By Teddy Nykiel
BRUSSELS (Reuters) - The European Parliament rejected a plan on Wednesday to create a European system for storing airline passengers' personal details, a move to help fight crime and terrorism.
The proposal would require airlines to provide European governments with data including passengers' phone numbers, addresses and credit card details when entering or leaving the 27-country European Union. Such information is already shared with the United States, but not with all other EU states.
But the parliament's civil liberties committee voted against the scheme by 30 votes to 25, concluding that an EU passenger data system would breach citizens' fundamental rights.
The heads of the political groups in the European Parliament will now discuss the future of the proposal with assembly President Martin Schulz, to decide how to proceed. The plan will either be abandoned or could be revised and reproposed.
"This disproportionate proposal would have been a grave departure from the constitutional presumption of innocence," said a spokesman for the Greens, staunch opponents of the plan.
"Travel itineraries, hotel bookings, credit card details and other personal information of passengers would have been stored in police databases for five years."
Timothy Kirkhope, a conservative member of the European Parliament who backs the proposal, called the vote hypocritical, pointing out that the European Union already has agreements to share passenger information with the United States and Canada.
"This agreement would have enabled us to track terrorists, people traffickers and other serious criminals and it would put in place strong protections for passenger data," Kirkhope said.
"Most people give more information on their (supermarket loyalty card) than would be exchanged between national governments."
Sixteen EU governments already collect passenger data.
The European Commission introduced the proposal for an EU-wide Passenger Name Records (PNR) system in February 2011.
"We remain convinced that the EU-PNR is necessary to fight serious crime and terrorism," Michele Cercone, the Commission's spokesman on home affairs, told Reuters.
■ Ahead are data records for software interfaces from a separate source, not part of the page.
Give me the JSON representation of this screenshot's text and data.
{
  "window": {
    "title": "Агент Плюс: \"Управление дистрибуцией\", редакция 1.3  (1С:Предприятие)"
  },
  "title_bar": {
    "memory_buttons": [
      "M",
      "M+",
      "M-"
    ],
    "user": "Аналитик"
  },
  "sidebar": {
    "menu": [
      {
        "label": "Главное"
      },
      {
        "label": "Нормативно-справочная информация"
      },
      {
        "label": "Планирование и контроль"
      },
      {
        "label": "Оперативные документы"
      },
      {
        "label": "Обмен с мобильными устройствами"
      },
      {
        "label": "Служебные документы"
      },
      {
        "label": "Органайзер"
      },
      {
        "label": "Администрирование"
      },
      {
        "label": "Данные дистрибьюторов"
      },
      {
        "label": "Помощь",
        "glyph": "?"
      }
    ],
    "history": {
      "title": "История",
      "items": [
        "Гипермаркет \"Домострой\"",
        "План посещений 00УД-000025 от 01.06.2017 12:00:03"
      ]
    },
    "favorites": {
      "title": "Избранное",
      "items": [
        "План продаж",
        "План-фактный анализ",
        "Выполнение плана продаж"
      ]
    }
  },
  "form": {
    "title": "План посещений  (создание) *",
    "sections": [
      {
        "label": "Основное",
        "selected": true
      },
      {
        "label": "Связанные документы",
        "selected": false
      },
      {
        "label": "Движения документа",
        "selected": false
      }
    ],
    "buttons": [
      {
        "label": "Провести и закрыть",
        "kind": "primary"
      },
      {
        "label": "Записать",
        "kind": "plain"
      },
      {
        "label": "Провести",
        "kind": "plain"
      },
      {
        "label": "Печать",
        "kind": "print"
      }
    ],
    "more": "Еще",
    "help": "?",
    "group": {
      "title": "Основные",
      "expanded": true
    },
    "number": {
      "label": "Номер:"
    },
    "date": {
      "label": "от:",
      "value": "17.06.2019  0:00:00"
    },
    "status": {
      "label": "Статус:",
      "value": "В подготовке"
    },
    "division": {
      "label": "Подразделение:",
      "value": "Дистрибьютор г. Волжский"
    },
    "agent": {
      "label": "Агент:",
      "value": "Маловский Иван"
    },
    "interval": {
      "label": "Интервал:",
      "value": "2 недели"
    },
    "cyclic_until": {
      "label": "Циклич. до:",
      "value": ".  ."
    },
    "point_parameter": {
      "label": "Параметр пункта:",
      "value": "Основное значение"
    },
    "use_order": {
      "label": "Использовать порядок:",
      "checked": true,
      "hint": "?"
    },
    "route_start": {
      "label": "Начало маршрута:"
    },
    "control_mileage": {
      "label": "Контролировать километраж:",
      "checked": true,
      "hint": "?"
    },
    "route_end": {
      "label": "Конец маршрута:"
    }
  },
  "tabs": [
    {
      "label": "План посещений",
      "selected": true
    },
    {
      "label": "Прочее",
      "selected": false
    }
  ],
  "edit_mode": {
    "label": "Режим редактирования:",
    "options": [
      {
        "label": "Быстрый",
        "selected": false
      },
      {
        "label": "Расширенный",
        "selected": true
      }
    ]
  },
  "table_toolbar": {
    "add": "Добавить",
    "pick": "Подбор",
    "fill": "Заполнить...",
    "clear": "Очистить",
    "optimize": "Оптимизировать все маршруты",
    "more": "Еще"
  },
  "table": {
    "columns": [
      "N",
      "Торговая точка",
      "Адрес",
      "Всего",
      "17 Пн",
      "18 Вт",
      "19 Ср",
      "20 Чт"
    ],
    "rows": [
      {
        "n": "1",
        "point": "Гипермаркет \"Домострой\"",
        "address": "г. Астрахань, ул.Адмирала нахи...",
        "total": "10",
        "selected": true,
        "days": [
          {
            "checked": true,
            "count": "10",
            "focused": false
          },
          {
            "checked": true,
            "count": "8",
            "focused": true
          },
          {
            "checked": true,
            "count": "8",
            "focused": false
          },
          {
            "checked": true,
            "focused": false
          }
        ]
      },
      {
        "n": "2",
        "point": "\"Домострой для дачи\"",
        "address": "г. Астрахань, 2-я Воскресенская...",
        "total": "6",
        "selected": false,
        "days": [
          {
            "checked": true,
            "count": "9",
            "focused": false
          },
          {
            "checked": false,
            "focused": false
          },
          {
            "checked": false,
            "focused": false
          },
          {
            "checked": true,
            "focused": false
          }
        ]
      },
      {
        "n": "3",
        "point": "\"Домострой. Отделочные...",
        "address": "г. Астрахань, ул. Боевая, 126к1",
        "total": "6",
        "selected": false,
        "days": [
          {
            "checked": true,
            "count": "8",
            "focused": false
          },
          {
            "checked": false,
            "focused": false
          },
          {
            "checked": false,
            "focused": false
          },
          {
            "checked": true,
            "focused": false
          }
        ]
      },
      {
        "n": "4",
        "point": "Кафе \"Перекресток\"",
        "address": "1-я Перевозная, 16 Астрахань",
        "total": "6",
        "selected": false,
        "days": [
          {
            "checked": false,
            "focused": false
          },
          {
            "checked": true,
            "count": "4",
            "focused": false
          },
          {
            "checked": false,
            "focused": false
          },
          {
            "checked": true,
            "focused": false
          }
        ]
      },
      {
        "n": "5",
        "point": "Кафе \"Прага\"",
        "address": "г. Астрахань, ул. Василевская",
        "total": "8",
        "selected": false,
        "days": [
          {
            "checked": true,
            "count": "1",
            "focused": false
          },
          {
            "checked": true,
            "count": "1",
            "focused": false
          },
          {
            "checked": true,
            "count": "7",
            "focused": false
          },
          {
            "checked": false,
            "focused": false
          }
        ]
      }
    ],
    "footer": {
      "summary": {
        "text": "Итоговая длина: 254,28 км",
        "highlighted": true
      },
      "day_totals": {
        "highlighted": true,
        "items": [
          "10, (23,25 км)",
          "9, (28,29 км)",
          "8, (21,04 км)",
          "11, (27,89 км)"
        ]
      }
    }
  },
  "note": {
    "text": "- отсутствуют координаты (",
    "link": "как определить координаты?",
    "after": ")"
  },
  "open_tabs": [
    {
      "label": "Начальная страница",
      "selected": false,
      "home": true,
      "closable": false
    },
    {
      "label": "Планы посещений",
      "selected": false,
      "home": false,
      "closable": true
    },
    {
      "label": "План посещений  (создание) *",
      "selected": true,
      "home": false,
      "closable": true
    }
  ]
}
"An EU-coordinated approach is the only one able to avoid the creation of fragmented national systems and to guarantee robust data protection safeguards all over the EU."
(Reporting By Teddy Nykiel; editing by Rex Merrifield)